- **Your assignment**
Go line by line through the entries and show those that hold the string "JSON".

Source data START

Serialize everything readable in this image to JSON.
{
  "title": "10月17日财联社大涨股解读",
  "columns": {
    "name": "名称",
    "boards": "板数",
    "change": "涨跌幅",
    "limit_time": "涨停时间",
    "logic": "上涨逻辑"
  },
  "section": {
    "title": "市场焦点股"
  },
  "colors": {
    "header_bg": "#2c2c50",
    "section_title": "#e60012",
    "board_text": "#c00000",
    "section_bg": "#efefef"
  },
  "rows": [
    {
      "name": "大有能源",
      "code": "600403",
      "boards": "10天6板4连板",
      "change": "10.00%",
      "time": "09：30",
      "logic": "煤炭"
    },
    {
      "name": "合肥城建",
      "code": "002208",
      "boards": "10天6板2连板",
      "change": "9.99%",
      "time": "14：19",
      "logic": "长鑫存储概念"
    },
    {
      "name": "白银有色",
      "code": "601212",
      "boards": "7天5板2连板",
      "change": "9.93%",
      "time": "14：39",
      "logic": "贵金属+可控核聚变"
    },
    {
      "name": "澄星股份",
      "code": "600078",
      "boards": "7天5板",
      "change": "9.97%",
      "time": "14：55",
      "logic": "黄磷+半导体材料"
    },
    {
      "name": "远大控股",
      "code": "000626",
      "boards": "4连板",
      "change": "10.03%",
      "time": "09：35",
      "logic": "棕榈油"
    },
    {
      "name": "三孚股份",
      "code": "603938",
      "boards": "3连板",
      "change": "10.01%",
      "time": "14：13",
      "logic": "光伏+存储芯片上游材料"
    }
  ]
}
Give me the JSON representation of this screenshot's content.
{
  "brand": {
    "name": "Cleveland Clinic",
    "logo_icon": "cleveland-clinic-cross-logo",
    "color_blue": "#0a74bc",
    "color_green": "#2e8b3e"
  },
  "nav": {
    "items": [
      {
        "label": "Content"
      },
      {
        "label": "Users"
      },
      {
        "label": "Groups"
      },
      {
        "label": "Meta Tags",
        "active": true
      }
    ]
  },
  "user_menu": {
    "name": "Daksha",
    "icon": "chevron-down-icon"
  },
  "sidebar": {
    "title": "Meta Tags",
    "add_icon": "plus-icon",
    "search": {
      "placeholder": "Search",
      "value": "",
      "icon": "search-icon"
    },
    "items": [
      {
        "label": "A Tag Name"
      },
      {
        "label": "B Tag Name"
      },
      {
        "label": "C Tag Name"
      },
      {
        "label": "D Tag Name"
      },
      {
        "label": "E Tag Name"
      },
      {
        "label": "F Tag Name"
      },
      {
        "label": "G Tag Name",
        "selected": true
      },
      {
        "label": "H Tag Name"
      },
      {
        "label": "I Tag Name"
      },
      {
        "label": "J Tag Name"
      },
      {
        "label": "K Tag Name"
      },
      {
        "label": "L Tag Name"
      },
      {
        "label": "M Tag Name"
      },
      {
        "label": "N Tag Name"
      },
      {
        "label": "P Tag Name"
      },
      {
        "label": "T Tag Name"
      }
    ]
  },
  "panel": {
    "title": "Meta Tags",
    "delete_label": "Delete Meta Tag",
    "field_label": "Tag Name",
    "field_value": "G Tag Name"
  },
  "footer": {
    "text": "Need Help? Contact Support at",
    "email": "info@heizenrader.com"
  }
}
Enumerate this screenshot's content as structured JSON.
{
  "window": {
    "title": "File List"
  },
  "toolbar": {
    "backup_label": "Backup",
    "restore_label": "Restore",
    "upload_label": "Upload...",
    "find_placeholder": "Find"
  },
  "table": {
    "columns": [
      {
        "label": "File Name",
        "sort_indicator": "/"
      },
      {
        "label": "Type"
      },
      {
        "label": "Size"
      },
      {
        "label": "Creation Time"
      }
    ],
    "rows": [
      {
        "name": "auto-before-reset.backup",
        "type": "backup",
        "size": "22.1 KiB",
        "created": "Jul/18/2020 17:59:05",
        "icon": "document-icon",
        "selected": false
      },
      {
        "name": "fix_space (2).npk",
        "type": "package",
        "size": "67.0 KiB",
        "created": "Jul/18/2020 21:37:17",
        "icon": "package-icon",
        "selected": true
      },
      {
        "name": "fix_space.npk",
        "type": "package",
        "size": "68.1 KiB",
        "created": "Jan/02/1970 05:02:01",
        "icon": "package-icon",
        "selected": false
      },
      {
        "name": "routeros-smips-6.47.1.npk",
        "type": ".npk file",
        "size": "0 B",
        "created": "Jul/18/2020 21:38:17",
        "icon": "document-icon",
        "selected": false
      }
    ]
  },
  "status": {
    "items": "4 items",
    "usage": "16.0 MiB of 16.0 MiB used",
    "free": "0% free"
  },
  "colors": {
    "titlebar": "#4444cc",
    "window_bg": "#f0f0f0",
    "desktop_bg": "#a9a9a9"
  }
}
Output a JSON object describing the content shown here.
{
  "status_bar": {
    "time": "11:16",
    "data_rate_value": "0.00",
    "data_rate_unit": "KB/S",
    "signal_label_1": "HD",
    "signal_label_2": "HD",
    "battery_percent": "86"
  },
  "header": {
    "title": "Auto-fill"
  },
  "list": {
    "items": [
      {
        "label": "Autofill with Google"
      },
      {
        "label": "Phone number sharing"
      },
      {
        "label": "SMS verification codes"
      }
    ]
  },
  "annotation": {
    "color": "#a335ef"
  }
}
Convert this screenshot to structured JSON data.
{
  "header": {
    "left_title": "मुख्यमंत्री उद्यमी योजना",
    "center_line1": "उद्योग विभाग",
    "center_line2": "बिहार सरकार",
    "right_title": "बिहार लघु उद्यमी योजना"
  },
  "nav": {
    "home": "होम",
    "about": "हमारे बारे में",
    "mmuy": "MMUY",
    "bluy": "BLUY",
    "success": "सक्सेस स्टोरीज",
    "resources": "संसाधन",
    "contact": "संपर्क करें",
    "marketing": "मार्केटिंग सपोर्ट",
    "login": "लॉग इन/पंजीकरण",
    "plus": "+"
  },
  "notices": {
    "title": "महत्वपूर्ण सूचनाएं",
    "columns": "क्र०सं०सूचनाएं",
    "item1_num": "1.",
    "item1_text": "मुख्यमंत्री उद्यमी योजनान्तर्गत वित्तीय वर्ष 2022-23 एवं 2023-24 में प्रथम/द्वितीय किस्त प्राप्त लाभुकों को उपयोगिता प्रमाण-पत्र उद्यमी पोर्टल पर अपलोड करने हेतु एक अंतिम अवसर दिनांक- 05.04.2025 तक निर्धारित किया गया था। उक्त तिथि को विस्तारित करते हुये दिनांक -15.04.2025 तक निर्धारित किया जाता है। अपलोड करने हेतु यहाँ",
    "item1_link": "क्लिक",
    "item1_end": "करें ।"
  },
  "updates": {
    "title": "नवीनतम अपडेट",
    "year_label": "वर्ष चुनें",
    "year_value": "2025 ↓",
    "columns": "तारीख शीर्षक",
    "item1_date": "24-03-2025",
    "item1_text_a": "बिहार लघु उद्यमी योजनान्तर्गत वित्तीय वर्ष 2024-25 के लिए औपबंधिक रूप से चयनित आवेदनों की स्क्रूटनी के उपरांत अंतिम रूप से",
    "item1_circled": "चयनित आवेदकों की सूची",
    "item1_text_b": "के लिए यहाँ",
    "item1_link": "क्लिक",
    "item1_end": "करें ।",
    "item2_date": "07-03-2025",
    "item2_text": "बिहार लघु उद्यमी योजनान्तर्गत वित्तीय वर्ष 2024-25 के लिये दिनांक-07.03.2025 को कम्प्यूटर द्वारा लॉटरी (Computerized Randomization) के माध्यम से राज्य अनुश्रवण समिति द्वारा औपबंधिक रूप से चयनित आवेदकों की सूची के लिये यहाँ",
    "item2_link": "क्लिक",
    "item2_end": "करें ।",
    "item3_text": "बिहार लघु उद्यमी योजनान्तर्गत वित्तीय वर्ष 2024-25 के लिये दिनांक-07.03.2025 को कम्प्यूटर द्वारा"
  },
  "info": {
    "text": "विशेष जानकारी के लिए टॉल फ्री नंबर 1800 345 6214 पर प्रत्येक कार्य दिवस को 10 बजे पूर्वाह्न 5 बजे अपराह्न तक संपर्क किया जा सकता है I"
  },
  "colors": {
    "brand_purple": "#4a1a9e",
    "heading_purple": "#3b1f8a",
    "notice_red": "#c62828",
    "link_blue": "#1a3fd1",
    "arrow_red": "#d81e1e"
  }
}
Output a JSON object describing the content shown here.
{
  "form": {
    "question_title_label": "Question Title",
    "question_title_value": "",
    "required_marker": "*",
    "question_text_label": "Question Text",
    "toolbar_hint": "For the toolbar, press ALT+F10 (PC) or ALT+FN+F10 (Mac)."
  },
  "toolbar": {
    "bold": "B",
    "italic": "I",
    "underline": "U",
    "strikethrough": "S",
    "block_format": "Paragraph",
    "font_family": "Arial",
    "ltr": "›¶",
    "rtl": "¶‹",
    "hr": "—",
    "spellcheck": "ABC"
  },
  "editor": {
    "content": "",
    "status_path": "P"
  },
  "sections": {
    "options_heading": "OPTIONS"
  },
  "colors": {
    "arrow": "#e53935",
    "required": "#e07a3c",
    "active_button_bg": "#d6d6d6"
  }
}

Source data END

- **Response box**
Serialize everything readable in this image to JSON.
Give me the JSON representation of this screenshot's content.
Enumerate this screenshot's content as structured JSON.
Output a JSON object describing the content shown here.
Convert this screenshot to structured JSON data.
Output a JSON object describing the content shown here.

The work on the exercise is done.